In the best case that the SP is able to give a fairly clear socialist and working-class character to the coalition, it may indeed be of interest. But the CPB and Bob Crow will have their own ideas. They allowed the SP virtually no input into the platform of "No2EU". CPB general secretary Robert Griffiths wrote in the Morning Star (13 June) that: "the [CPB's] People's Charter needs to be built... This is the best basis on which socialist and trade union organisations can discuss the potential for developing a broad alliance which could also have a realistic, unifying and non-sectarian approach to electoral policy".
AWL's view is that the People's Charter is no substitute for a class-struggle workers' plan. At the LULC meeting Clive Heemskerk said: "I suspect the People's Charter may turn out to be the core. Our opinion is that it's inadequate, but it could turn out to be a real basis..."
Some union officials in Scotland (including from the RMT) are discussing a project whereby they would use the People's Charter as a "measuring-rod" to identify "left" candidates across Scotland, and if possible "select" one "left" candidate in each constituency - maybe SNP, maybe Labour, maybe SSP, maybe Solidarity (Sheridan), perhaps some Greens.
Clive Heemskerk said: "The Scottish approach could turn out to be the approach nationally" - i.e. a coalition which endorses candidates from different parties, rather than standing candidates under its own name. "It is almost a retreat to Lib-Labism, but still it could be a step forward".
Will any other unions besides RMT be involved in the "daughter-of-No2EU" project, if it comes off? It is not clear yet. Clive Heemskerk said that the Prison Officers' Association and the FBU had shown some initial interest in "No2EU", but recoiled because they disagreed with what it said about the EU. No other unions than the RMT are due to be invited to the meeting scheduled for before 28 June.
The Labour Representation Committee sent a message to the LULC meeting, in the name of Andrew Fisher. It appealed (rightly) for support from any left electoral lash-up for left Labour MPs like John McDonnell and Jeremy Corbyn. Oddly, also for leftish Green candidates like Caroline Lucas. (Proposals from AWL to the 2008 and 2007 LRC conferences for the LRC to broaden out into a Workers' Representation Movement which will back local labour-movement bodies like Trades Councils in standing working-class socialist candidates even if they weren't Labour were voted down by a majority on the grounds that we must stick by Labour Party discipline. Backing working-class socialist non-Labour candidates is out, but backing Greens is OK?)
Andy Hewitt was at the LULC meeting representing Green Left, a group within the Green Party. Clive Heemskerk recalled the SP's appeals to the Greens to discuss clash-avoidance agreements in elections, appeals which have always been rebuffed. Andy Hewitt expressed sympathy, but said that the Green Left is currently pushing within the Green Party for it to stand down at the general election in favour of George Galloway in East London.

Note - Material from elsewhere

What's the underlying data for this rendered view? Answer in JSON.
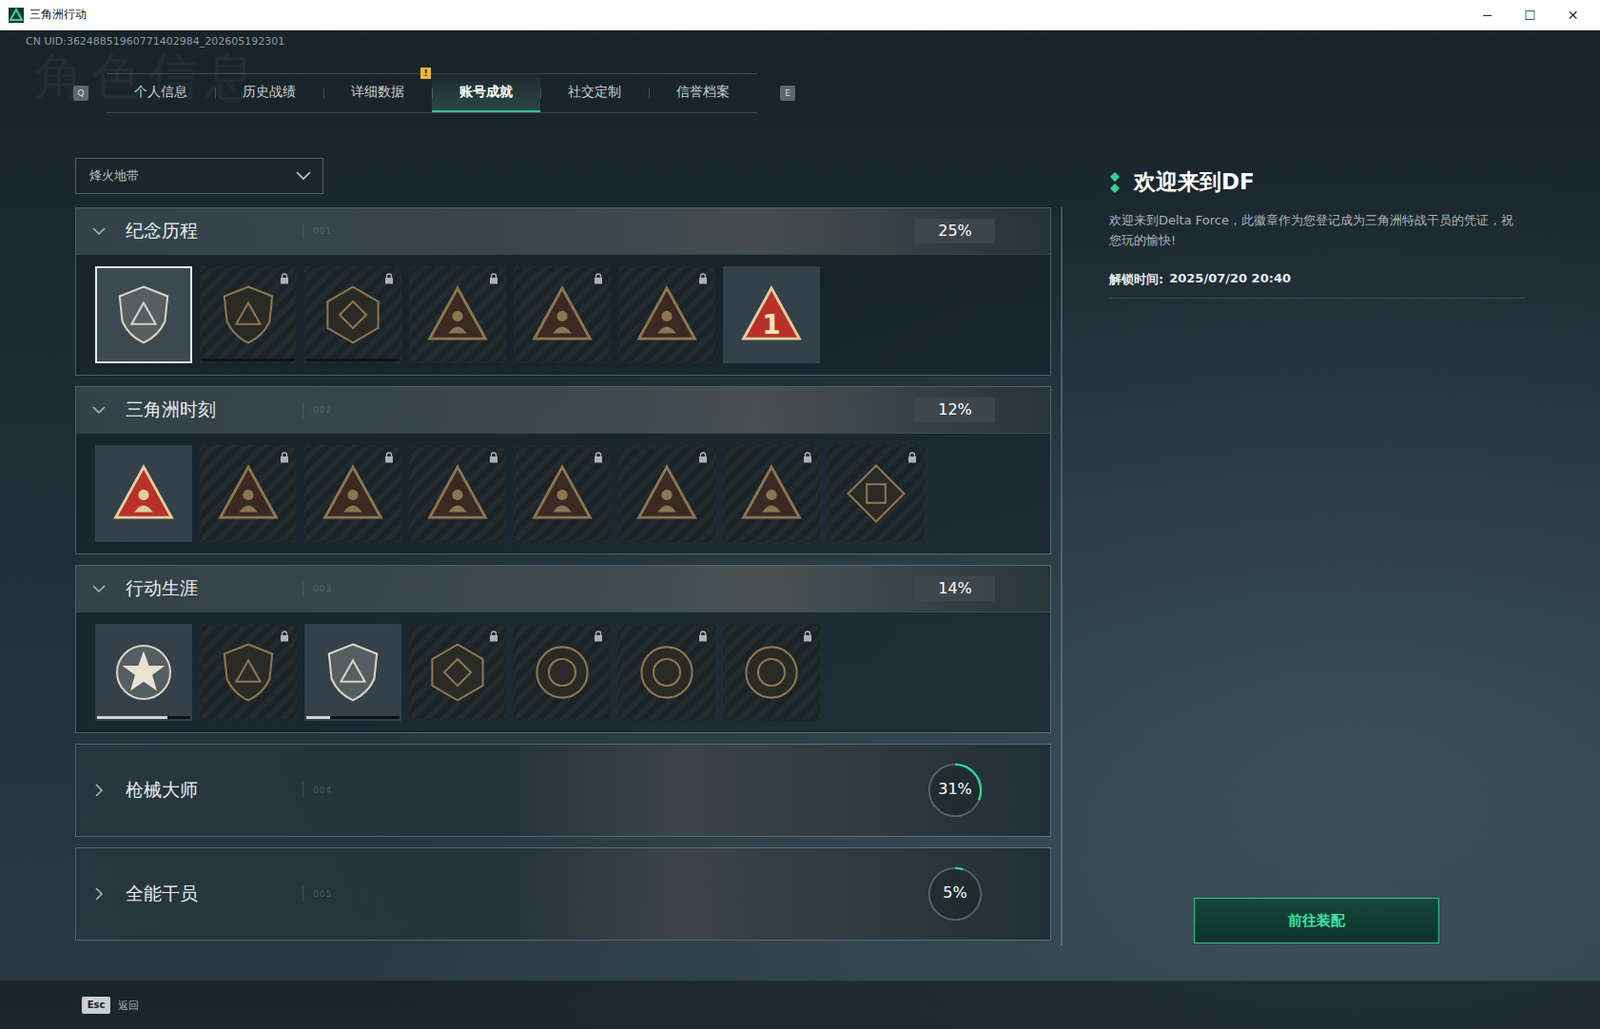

He also reported that the London Green Party has endorsed the People's Charter.